I was first introduced to beeswax food wrap two years ago when I visited a handmade craft show in Toronto, Canada. I was approached by a gentlemen who was the owner of a home based beeswax wrap business. I was attracted to the ideas of this eco-friendly product that is reusable, washable and sustainable alternative to single-use plastic. What fascinated me the most was the owner handmade all their beeswax wraps in his home kitchen, using very simple tools you can find at home, and ingredients you can get from your local grocery store. The owner was very kind to share some of the secrets of how he made his own beeswax food wraps, and together with my own research, I will share this non-edible recipe to you. But if you want to skip the mess and get your own beeswax food wrap right away, you can get one HERE. We have a large selection of designs in different sizes.
- thin cotton material like quilters cotton organic would be preferred since this will be touching food
- organic beeswax pellets they also have white ones that would yellow your fabric less
- powdered pine resin
- new paintbrush
- pinking shears optional but helpful
- baking sheet and parchment paper

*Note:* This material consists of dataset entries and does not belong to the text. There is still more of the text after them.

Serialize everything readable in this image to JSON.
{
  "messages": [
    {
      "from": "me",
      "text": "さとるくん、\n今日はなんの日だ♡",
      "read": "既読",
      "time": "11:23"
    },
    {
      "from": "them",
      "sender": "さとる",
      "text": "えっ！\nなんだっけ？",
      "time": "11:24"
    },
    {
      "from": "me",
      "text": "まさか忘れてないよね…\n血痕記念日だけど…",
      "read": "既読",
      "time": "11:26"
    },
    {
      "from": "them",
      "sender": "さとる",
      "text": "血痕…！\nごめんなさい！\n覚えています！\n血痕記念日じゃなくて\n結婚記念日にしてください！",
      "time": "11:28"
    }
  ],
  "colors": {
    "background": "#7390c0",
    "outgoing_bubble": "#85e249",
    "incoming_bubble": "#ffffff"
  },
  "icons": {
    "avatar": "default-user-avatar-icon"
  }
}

- Wash your fabric to remove any chemicals still on the fabric and dry. Cut your fabric into 8″ x 8″ squares with pinking shears (this will help your fabric not unravel at the ends). You can cut squares much larger and adjust the amount of your ingredients, but I just stuck with an 8″ x 8″ since that’s what fits best in my smaller oven cookie sheets (I have one of those smaller apartment-sized ovens—thanks, house designer!).
Lay out parchment paper on your cookie sheet and place your fabric square on the sheet. Sprinkle 1/2 teaspoon jojoba oil, 1 1/2 teaspoons pine resin, and 2 teaspoons beeswax pellets over the sheet as evenly as you can. Preheat your oven to 225° and place your sheet in the oven for 5-10 minutes or until you can see that all the elements have melted.
Once you see everything has melted, use your paintbrush to smooth out the mixture all over the sheet. One thing I added to the process is that I also used the brush to lightly squeegee the excess mixture from off the sheet so only a light coating remained. When I just brushed and evened out what was on there and let it dry, it was too thick and I had to put them back in, let it melt again, and remove the excess. I’d rather have a little too much though and squeegee it off than too little, so I would suggest doing it that way.
Once you have thin coating after brushing, place the sheet back in the oven for 1-2 more minutes.
Use tongs to pick up the sheet off the tray and wave it around in the air for a few seconds to allow it to cool (it cools pretty quickly), and then hang it over something to allow it to fully set. I see that some people use them right away after they have cooled, but I waited 24 hours to give them time to fully dry.
Once your sheets have set, they are ready to use! Oh, and it may take a little longer to get the resin powder and beeswax off, but you should be able to clean up your tools with just hot water and soap.
When it come to caring for your wraps, wash in cold water (hot will melt your wax off), use mild soap, and allow your sheets to air dry before their next use. You don’t want to use these with items that you would want to wash in hot water/soap after touching (like meat) so this is more for wrapping up fruits and veggies, bread, and cheese, or as a bowl cover.